            3) Notwithstanding item 2 - for quicker cooks like steak and burger, you can *mostly* ignore temp. You just want a hot side and a cool side. Chasing temps early on will make it needlessly complicated - and using the lid thermometer will make it futile. Once you get the process down you can start playing around with temps, number of lit coals vs. unlit coals, etc.

            There are others with a lot more experience on a Weber than me, but I would say for your next burger cook, light around 40-50 briquettes in a chimney starter. Once ashed over, dump into Kettle keeping them piled up on one half of kettle. Then add the grate and put the lid on. After 5 minutes, scrape the grate, oil it up and start cooking. Sear over the coals and then move to the indirect side until your final temp - at this point you can partially close the top vent. The lit briquettes should give you plenty of heat and time to cook some thick steaks or burgers.
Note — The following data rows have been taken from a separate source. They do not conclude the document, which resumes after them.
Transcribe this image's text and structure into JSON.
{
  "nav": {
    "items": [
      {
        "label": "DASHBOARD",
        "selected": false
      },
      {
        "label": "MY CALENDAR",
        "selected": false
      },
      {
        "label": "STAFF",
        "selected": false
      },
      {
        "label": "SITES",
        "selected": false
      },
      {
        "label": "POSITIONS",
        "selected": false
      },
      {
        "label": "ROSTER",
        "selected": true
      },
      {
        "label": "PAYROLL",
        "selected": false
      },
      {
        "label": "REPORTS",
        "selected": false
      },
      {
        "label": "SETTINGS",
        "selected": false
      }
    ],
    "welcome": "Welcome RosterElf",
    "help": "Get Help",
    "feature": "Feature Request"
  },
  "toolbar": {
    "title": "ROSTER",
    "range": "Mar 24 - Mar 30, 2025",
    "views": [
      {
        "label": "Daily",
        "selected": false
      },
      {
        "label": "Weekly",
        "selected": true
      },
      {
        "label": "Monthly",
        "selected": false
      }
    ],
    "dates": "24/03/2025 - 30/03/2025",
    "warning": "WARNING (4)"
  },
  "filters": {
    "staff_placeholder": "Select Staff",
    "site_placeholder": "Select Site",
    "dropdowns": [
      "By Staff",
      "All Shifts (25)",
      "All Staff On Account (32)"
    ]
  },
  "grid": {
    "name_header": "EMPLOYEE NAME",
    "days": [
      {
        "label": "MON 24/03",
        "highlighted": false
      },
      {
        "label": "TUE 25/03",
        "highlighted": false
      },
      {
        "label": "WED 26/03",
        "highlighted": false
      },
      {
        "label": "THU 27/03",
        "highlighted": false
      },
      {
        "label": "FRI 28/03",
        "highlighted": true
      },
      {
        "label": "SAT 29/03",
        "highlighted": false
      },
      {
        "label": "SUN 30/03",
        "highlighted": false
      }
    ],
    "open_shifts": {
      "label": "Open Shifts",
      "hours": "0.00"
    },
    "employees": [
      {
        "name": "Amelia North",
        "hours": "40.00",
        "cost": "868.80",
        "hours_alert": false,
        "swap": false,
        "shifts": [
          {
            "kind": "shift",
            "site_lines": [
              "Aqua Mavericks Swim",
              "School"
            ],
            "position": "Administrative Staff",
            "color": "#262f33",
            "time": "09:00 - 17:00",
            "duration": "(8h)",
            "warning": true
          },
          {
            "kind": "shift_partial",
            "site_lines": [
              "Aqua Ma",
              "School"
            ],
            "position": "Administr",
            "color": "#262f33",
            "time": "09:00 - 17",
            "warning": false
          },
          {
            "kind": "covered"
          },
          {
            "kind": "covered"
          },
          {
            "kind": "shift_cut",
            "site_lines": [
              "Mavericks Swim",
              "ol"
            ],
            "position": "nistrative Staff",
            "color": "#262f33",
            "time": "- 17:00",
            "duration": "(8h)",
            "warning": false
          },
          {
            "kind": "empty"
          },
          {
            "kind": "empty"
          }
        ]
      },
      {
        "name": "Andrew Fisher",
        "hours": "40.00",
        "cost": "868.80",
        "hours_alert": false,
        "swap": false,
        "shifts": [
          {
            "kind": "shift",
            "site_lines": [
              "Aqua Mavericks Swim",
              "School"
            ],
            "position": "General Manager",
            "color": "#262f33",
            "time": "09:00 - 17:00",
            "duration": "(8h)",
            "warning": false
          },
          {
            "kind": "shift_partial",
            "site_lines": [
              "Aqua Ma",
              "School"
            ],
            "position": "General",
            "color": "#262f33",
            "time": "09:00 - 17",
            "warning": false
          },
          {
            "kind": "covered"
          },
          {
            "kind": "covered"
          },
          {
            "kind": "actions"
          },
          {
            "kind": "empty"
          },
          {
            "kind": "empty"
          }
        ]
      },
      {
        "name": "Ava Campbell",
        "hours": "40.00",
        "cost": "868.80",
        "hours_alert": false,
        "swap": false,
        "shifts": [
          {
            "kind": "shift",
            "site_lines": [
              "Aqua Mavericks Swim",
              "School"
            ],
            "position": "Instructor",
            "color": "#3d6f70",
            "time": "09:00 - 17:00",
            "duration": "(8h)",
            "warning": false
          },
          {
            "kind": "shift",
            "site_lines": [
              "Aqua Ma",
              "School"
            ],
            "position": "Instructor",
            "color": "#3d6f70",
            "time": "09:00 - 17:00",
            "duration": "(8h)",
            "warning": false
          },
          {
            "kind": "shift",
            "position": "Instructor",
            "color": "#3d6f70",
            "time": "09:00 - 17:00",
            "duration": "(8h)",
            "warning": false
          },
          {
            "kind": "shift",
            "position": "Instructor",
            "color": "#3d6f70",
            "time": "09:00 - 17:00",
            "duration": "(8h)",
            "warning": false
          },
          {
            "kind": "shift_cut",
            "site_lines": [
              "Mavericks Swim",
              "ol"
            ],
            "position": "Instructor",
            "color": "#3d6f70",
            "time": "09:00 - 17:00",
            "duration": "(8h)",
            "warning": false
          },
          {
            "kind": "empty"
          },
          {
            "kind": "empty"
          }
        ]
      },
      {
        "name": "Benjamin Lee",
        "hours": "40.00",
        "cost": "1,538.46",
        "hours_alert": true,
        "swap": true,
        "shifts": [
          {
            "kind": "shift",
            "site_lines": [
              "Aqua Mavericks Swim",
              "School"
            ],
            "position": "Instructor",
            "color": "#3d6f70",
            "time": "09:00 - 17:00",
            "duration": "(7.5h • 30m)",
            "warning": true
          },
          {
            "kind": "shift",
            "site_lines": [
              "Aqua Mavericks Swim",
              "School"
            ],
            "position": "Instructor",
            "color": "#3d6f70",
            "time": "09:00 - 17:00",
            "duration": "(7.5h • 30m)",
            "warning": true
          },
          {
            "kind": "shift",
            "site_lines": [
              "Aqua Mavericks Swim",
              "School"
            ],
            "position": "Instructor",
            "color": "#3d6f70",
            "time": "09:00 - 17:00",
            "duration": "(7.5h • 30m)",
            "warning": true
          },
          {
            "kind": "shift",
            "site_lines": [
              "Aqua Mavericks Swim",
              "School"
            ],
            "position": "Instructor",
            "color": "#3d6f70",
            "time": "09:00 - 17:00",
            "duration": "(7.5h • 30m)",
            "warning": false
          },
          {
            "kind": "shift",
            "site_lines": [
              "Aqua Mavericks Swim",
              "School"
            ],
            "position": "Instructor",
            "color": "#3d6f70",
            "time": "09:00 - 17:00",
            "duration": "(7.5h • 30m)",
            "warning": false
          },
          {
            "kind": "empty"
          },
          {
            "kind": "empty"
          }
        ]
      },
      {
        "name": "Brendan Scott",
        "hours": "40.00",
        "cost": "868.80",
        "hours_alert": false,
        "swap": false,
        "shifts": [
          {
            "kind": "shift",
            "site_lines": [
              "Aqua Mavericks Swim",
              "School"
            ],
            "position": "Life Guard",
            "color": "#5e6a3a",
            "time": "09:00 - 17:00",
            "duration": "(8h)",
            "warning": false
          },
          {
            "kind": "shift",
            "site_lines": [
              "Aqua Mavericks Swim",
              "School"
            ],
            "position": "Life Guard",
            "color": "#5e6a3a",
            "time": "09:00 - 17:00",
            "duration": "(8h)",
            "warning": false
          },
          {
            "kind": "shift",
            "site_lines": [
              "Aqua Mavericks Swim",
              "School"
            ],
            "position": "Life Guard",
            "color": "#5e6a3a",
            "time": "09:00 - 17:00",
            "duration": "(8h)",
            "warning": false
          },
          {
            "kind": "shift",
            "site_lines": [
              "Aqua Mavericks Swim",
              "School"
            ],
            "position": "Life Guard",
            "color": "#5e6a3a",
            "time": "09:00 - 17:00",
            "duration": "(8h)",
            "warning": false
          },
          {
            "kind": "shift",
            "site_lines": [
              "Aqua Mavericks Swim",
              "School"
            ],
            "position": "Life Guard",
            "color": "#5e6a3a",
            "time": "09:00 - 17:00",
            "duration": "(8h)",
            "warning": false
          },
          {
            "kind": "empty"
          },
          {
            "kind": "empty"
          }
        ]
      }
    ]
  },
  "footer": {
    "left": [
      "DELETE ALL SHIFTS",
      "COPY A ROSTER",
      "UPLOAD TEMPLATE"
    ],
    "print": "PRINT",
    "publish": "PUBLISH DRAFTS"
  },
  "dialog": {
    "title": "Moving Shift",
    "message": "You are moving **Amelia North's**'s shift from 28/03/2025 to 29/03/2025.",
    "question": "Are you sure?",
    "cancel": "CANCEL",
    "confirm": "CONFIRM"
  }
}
If you need more time, you can add some unlit coals to the kettle before dumping your lit coals from the chimney.
            Last edited by shify; August 10, 2020, 02:00 PM.

            Comment


              #15
              Here you go Bulldog this is from Meathead, considered by most of us to be the ultimate guru of outdoor cooking. He explains 2 zone in much more depth than I did. And bases all the illustrations, etc around a kettle type grill.

              :-)

              https://amazingribs.com/more-techniq...ature-indirect

              Comment

              Announcement

              Collapse
              No announcement yet.
              Working...
              X
              false
              0
              Guest
              500
              ["pitmaster-my-membership","login","join-pitmaster","lostpw","reset-password","special-offers","help","nojs","meat-ups","gifts","authaau-alpha","ebooklogin-start","alpha","start"]
              false
              false
              {"count":0,"link":"/forum/announcements/","debug":""}
              Yes
              Rubs Promo
              Meat-Up in Memphis